-- Action item --
Counting only lines that contain "JSON", how many are there in the records below? Give the figure alone.
[Opening Given records section]
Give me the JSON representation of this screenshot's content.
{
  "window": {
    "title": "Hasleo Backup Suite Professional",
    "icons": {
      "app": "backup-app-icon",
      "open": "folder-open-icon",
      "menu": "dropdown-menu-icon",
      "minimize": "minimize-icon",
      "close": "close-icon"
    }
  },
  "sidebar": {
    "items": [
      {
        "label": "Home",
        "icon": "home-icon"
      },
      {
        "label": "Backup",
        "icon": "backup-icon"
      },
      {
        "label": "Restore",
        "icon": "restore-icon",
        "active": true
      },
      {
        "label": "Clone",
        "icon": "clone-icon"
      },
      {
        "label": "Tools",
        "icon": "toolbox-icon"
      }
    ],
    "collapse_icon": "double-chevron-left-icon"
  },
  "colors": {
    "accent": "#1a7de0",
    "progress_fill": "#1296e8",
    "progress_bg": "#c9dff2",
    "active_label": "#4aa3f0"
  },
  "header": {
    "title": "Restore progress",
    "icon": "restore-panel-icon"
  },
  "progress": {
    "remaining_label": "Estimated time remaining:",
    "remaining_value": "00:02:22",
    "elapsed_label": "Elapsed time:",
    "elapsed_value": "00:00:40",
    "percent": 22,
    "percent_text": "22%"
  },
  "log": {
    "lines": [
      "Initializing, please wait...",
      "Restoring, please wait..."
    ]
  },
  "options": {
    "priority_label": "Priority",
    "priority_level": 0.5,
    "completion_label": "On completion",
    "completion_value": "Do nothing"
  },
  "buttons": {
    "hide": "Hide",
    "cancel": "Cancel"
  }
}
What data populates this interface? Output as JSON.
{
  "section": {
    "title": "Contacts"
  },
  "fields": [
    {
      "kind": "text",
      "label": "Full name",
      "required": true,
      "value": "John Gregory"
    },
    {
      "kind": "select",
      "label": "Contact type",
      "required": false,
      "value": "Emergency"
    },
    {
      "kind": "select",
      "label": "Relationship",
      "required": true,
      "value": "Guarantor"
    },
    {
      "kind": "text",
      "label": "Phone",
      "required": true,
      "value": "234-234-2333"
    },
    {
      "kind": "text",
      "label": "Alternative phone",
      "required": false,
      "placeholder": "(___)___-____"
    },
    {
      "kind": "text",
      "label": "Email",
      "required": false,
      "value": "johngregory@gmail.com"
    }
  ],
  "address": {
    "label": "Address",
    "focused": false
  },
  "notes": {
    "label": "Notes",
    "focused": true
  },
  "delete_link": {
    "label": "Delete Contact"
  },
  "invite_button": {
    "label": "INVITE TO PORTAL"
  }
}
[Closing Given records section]
-- Task result --
2